Please cite: Chad Wellmon and Andrew Piper, “Publication, Power and Patronage: On Inequality and Academic Publishing,” Critical Inquiry (July 2017): http://bit.ly/2B93Jpu.
Academic Publishing II: MLA Author Data
This data represents 1,937 and 6,252 and bibliographic records in the field of literary studies of articles published in 1970 and 2015 respectively. The data was downloaded from the MLA database using the ProQuest interface in January 2017. The full data cannot be accessed due to licensing policies of the MLA.
Please cite: Andrew Piper, “Think Small: On Literary Modeling.” PMLA 132.3 (2017): 651-658.
LIWC for Literature
LIWC Tables for 25,000+ documents, consisting of both fiction and non-fiction texts drawn from different periods (the nineteenth century canon, Hathi Trust nineteenth-century documents, the twentieth century repositories of Gutenberg and Amazon, and multiple contemporary literary genres from mysteries to prizewinners) as well as two separate languages (German and English). The data is available here.
Please cite: Andrew Piper, “Fictionality,” Cultural Analytics (December 2016): DOI: 10.22148/16.011
Race and Film
This data set contains character dialogue from 780 Hollywood movies produced between 1970 and 2014. Characters have been labeled by their racial and ethnic identity using IMDB. The data set is available here.

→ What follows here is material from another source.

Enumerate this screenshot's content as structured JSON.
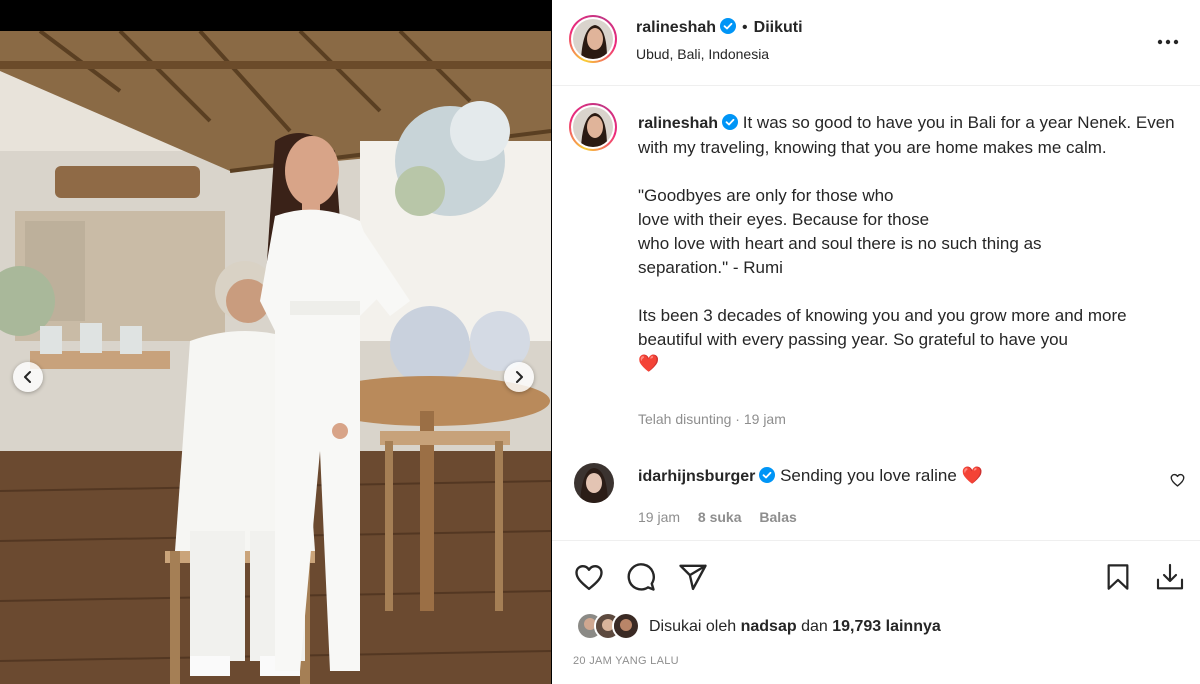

Please cite: Vicky Svaikovsky, Anne Meisner, Eve Kraicer, and Matthew Sims, “Racial Lines: Race Ethnicity and Dialogue in 780 Hollywood Films, 1970-2014.”